◆ **Your goal**
Every line below that holds the string "music" should be copied out.

------ Provided entries ------

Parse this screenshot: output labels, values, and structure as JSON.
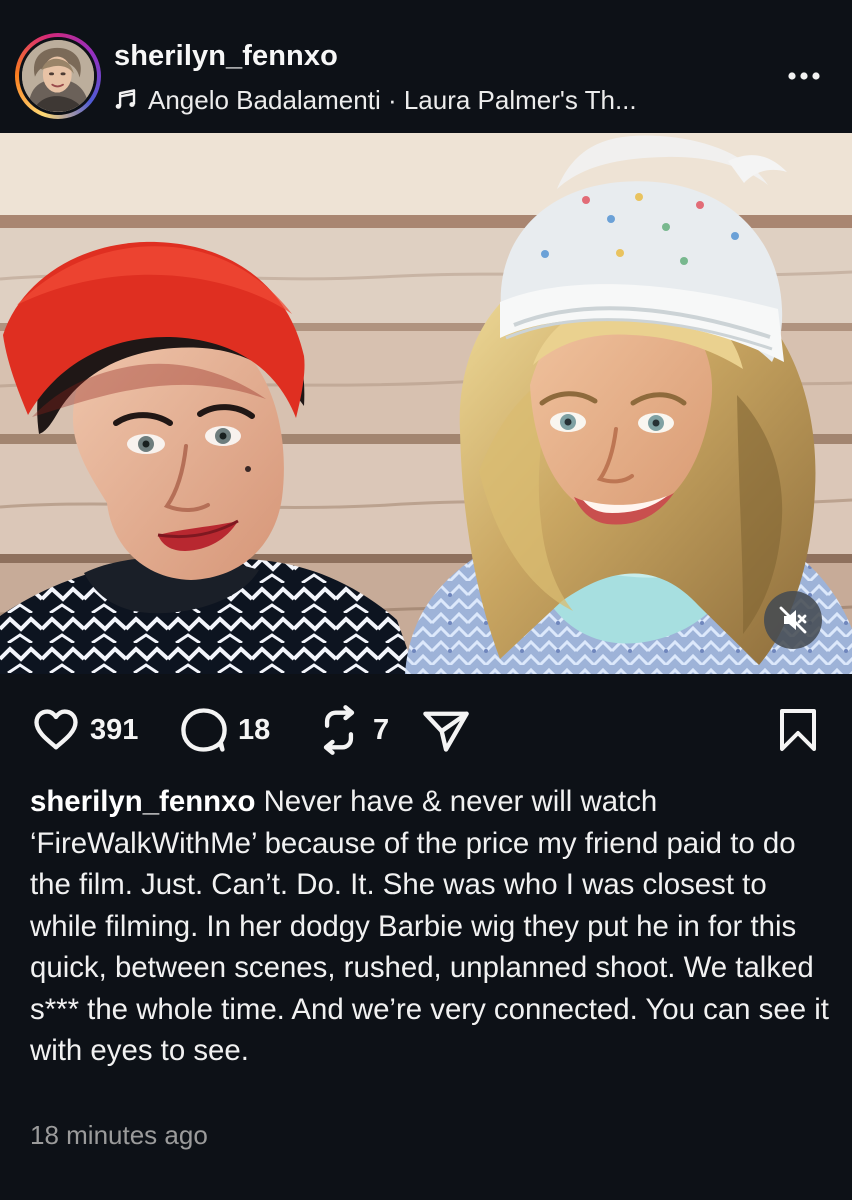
{
  "post": {
    "username": "sherilyn_fennxo",
    "music": "Angelo Badalamenti · Laura Palmer's Th...",
    "likes": "391",
    "comments": "18",
    "reposts": "7",
    "caption_username": "sherilyn_fennxo",
    "caption_text": " Never have & never will watch ‘FireWalkWithMe’ because of the price my friend paid to do the film. Just. Can’t. Do. It. She was who I was closest to while filming. In her dodgy Barbie wig they put he in for this quick, between scenes, rushed, unplanned shoot. We talked s*** the whole time. And we’re very connected. You can see it with eyes to see.",
    "timestamp": "18 minutes ago"
  },
  "icons": {
    "music": "music-note-icon",
    "more": "more-horizontal-icon",
    "mute": "muted-speaker-icon",
    "like": "heart-icon",
    "comment": "comment-icon",
    "repost": "repost-icon",
    "share": "send-icon",
    "save": "bookmark-icon"
  },
  "colors": {
    "background": "#0d1117",
    "text": "#f1f1f1",
    "secondary_text": "#9b9b9b"
  }
}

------

◆ **Answer to the exercise**
    "music": "Angelo Badalamenti · Laura Palmer's Th...",
    "music": "music-note-icon",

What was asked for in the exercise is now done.